**Work item**
Determine how many lines in the listing that follows include "this". Answer only with that number.

** Opening Data extracts block **

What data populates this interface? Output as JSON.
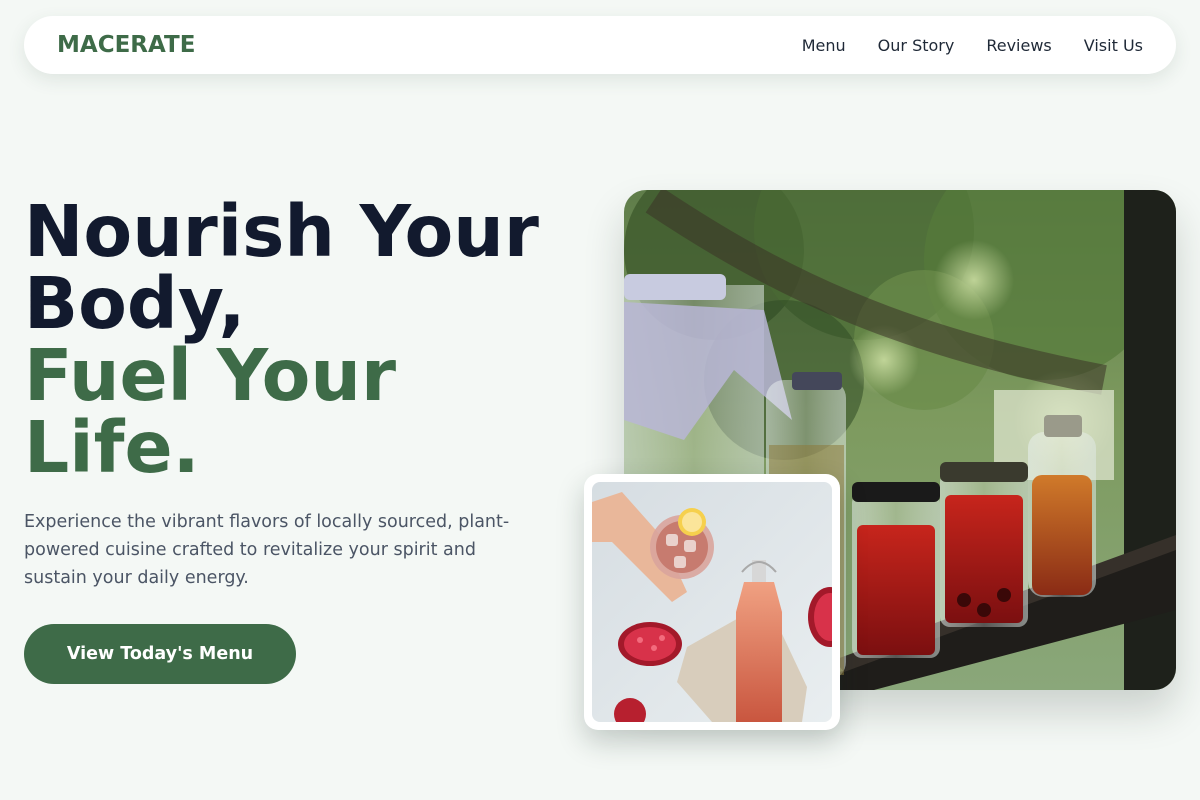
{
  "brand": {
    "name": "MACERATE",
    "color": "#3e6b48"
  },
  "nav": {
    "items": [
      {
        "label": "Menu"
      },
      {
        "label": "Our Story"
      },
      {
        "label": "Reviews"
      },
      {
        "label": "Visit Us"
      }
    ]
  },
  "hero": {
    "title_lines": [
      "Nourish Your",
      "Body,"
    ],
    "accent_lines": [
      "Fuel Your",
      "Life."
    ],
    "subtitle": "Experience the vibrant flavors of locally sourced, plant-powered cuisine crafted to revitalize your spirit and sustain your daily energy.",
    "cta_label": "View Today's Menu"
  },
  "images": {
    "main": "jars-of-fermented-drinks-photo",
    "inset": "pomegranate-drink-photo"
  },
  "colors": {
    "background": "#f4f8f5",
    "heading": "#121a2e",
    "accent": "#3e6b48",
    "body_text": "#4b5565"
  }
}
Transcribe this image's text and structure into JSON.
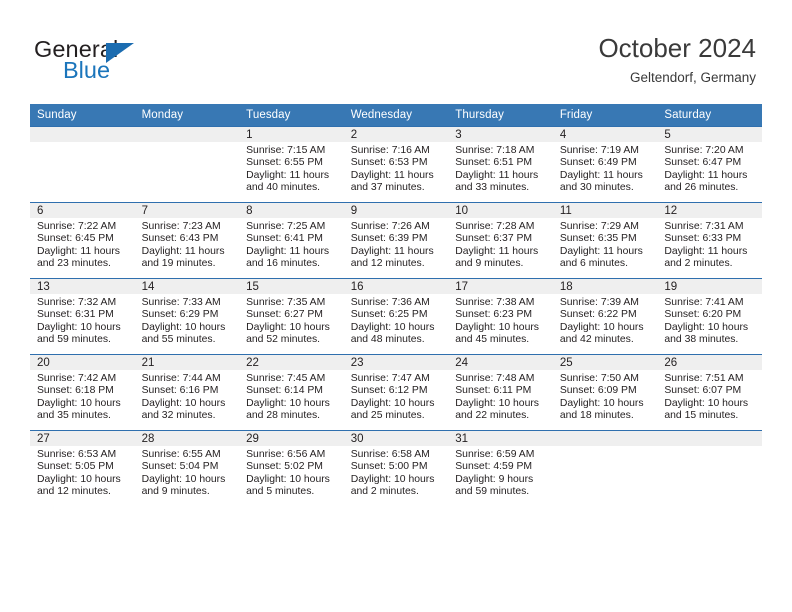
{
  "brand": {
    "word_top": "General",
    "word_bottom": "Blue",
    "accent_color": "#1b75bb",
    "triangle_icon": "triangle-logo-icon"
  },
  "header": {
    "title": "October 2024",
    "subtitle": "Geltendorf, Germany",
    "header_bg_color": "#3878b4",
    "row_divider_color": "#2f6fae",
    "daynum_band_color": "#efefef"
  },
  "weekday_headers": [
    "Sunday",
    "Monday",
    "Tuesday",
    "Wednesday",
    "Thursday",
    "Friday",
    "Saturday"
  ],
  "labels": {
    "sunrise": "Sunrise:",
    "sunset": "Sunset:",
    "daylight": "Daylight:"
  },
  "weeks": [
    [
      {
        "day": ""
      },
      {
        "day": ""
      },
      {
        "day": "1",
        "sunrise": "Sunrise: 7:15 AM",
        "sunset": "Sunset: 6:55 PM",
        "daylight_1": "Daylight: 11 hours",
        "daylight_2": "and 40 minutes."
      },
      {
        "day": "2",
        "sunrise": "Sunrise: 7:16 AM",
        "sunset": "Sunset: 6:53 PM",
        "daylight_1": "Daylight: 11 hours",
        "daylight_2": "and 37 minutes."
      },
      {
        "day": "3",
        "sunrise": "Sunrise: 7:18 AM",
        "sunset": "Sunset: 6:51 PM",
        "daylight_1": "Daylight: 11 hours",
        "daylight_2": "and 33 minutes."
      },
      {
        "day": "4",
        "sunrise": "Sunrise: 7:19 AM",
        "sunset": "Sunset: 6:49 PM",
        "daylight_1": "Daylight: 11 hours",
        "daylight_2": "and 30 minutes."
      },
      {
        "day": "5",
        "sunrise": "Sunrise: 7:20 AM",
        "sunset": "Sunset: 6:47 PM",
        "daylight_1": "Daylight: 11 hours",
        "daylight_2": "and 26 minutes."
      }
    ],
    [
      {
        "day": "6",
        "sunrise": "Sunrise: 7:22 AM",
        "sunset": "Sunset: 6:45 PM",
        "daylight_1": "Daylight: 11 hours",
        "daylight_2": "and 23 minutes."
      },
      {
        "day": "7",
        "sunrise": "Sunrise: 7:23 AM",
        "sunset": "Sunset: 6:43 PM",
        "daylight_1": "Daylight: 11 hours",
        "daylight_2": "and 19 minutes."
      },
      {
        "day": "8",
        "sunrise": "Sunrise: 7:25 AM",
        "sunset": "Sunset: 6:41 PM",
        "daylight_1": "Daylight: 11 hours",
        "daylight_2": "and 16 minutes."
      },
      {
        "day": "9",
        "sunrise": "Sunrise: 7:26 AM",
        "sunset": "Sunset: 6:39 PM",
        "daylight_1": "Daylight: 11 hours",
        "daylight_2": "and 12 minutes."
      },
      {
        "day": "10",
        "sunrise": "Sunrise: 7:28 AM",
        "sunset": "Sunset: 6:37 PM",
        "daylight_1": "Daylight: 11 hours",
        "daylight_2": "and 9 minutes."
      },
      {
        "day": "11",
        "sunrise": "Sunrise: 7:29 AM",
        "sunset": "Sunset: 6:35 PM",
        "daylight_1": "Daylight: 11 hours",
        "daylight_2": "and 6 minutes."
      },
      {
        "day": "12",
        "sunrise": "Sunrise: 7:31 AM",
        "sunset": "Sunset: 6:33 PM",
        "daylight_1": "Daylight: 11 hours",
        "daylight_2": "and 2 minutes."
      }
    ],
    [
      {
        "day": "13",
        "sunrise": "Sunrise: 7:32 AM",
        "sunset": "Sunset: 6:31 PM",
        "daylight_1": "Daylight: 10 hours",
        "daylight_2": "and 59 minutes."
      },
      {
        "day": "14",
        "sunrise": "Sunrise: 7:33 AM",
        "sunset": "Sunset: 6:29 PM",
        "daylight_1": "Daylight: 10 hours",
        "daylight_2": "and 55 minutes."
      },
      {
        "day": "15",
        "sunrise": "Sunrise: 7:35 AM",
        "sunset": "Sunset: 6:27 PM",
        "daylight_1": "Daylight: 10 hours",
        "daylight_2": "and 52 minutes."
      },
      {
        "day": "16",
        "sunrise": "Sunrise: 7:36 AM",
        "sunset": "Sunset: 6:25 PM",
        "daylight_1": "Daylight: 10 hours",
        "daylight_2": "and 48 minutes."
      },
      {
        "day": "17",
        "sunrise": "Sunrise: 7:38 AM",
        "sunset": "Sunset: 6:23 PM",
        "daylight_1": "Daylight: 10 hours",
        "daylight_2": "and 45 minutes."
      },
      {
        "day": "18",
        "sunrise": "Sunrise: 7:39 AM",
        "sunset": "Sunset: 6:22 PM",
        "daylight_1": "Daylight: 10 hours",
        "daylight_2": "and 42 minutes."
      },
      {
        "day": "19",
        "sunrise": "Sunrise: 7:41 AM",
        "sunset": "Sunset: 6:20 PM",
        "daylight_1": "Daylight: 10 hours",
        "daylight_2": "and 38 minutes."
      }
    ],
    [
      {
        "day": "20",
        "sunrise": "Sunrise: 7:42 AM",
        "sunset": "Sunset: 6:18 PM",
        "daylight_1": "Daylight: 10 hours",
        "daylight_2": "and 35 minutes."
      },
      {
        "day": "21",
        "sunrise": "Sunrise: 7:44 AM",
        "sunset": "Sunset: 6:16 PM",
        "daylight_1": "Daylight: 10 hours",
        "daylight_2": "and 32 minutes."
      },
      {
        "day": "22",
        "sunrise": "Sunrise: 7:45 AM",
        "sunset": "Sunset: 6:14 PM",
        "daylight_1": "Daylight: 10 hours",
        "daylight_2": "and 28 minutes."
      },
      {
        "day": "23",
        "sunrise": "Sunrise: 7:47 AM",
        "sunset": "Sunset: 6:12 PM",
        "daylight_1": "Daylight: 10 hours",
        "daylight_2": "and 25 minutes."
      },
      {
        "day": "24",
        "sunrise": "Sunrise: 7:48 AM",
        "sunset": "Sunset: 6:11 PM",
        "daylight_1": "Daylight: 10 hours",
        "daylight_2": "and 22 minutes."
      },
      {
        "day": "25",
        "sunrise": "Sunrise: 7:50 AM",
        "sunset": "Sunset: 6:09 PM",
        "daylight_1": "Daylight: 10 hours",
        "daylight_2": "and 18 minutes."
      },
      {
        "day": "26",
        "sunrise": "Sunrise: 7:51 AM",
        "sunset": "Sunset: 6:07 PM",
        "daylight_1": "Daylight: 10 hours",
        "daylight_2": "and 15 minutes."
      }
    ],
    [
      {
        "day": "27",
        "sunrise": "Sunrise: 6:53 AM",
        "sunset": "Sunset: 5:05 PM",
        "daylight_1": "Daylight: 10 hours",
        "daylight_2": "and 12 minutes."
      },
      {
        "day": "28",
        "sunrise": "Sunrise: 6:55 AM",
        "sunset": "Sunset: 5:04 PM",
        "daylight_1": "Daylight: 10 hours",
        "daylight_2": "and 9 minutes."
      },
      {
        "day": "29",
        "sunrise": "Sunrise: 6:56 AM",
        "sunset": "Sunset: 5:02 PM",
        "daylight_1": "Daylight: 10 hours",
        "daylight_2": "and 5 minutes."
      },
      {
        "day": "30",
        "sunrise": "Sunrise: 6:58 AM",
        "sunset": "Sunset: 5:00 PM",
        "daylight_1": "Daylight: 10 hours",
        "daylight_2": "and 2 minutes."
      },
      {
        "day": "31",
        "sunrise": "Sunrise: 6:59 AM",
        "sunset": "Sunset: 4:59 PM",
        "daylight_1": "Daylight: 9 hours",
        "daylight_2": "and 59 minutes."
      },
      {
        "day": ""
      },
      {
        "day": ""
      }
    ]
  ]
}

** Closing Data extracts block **
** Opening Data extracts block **

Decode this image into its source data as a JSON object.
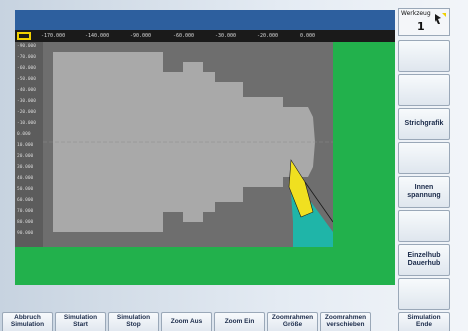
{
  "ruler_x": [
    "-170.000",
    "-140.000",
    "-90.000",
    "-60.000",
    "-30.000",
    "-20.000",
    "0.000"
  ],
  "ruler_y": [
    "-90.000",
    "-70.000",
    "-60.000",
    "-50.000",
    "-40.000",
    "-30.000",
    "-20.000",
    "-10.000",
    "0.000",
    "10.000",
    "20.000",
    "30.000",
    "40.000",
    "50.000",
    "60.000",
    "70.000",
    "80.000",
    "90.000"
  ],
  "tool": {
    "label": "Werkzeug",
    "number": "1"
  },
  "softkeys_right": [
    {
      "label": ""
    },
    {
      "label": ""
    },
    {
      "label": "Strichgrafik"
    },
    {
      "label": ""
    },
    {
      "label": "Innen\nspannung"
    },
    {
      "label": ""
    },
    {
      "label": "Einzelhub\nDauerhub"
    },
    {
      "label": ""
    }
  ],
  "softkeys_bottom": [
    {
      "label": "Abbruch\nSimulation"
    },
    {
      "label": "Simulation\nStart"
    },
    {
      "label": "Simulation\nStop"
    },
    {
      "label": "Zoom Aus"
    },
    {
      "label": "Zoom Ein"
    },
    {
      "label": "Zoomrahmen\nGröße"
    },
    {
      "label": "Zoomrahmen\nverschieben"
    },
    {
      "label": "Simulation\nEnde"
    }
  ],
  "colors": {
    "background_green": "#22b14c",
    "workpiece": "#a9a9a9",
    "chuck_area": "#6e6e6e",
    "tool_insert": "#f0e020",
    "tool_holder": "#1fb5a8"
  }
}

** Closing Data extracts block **

**Worked solution**
3